As is probably apparent, Prometheus is most closely related to the original Alien in style and tone and has little to do with its 1986 sequel Aliens. This is not a thriller or action vehicle, though it certainly has its share of graphic violence and explosive set-pieces. Just not to the extent that many viewers would probably like. In terms of structure, the best comparison might be Danny Boyle’s Sunshine, a movie with similarly (space) operatic beginnings which eventually ratchets up to cosmic slasher. One might also take issue with the baldness of the film’s theme. Just as the original Alien series continually returned to its examination of maternal instinct and other psychosexual motifs, this one’s got whole heaps of mommy and daddy issues. The subtext often bubbles too close to the top, as with Shaw’s struggle with infertility and Vicker’s rivalry with David over Weyland’s affection and respect. The lack of subtlety in these exchanges are at odds with the sheer eloquence of Scott’s visual storytelling and the performances delivered by an astonishingly gifted ensemble. By and large, it’s a film as well shot and acted as Alien with the scope and grandeur of Cameron’s Avatar.

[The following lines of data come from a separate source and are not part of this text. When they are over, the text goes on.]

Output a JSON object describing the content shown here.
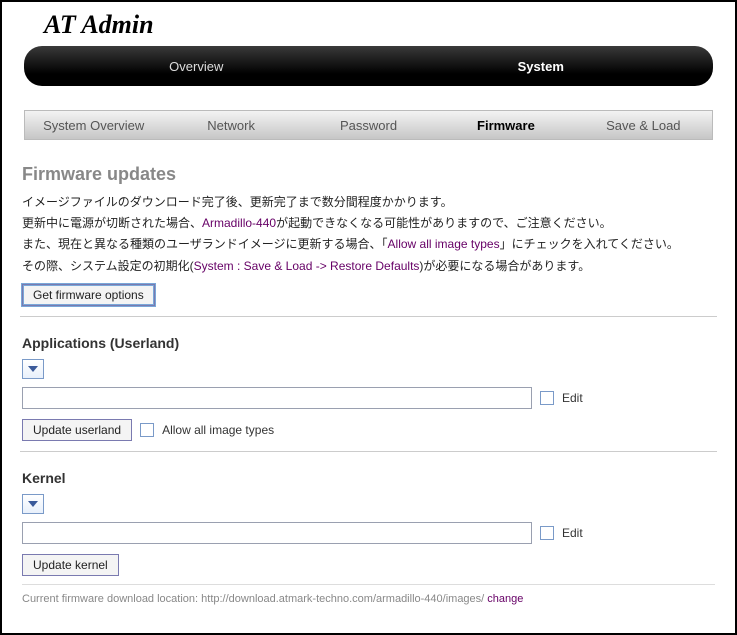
{
  "brand": "AT Admin",
  "topTabs": {
    "overview": "Overview",
    "system": "System"
  },
  "subTabs": {
    "system_overview": "System Overview",
    "network": "Network",
    "password": "Password",
    "firmware": "Firmware",
    "save_load": "Save & Load"
  },
  "firmware": {
    "title": "Firmware updates",
    "p1": "イメージファイルのダウンロード完了後、更新完了まで数分間程度かかります。",
    "p2a": "更新中に電源が切断された場合、",
    "p2_hl": "Armadillo-440",
    "p2b": "が起動できなくなる可能性がありますので、ご注意ください。",
    "p3a": "また、現在と異なる種類のユーザランドイメージに更新する場合、「",
    "p3_hl": "Allow all image types",
    "p3b": "」にチェックを入れてください。",
    "p4a": "その際、システム設定の初期化(",
    "p4_hl": "System : Save & Load -> Restore Defaults",
    "p4b": ")が必要になる場合があります。",
    "get_options_btn": "Get firmware options"
  },
  "userland": {
    "heading": "Applications (Userland)",
    "value": "",
    "edit_label": "Edit",
    "update_btn": "Update userland",
    "allow_label": "Allow all image types"
  },
  "kernel": {
    "heading": "Kernel",
    "value": "",
    "edit_label": "Edit",
    "update_btn": "Update kernel"
  },
  "footer": {
    "prefix": "Current firmware download location: ",
    "url": "http://download.atmark-techno.com/armadillo-440/images/",
    "change": "change"
  }
}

Once again, the android steals the show. Though briefly marred by a weirdly menacing turn, Fassbender’s David is a fascinating prototype. While his human companions slumber in their pods, David wanders about the ship learning new languages and engaging in terrific fetes of athletic prowess. With no electric sheep about, he monitors the crewmen’s dreams. Neither as cold as Ian Holm’s Ash or as deluded about his identity as Winona Ryder’s Call, he enjoys some wide-ranging relationships with the other characters. Once we see him develop a fascination with 1962′s Lawrence of Arabia, it’s impossible to shake his eery resemblance to Peter O’Toole.
When Fassbender isn’t on screen, it likely belongs to Idris Elba as ship’s captain Janek. As always, a rich presence. Here, he also provides some much needed levity, untethering some sandbags from a dauntingly heavy film.
Noomi Rapace makes for an ideal successor to Sigourney Weaver as torchbearer for the saga, still determined, but possessing a wholly different temperament. Ripley very reluctantly assumed maternal roles, always protective but rarely warm. Shaw wants to be a mother and derives great pain in her inability to conceive. Which makes her frantic self-guided surgery at the climax of the film all the more traumatic. Shaw’s journey is an excruciating one, but I’m heartened that her dire circumstances are ultimately unable to defeat her. Ripley just wanted to go home. Shaw wants to figure out what home means. She’s an explorer. Maybe that’s what Scott figured out. It’s not about going home again. It’s about figuring out what makes you great, makes you you, and then allowing that to propel you towards what’s next.
(Out of 5)
For more of Paul’s thoughts on the Alien film franchise, check out some recent episodes of his storytelling podcast Fuzzy Typewriter:
Fuzzy Typewriter: Alien
Fuzzy Typewriter: Aliens (with an s)
Fuzzy Typewriter: Alien 3 and What Could Have Been
Fuzzy Typewriter: Alien Resurrection
Fuzzy Typewriter: Aliens: The Drippings (AVP, toys, comics and more)
Fuzzy Typewriter: Prometheus
And stay tuned to iFanboy for a special edition podcast devoted to Prometheus.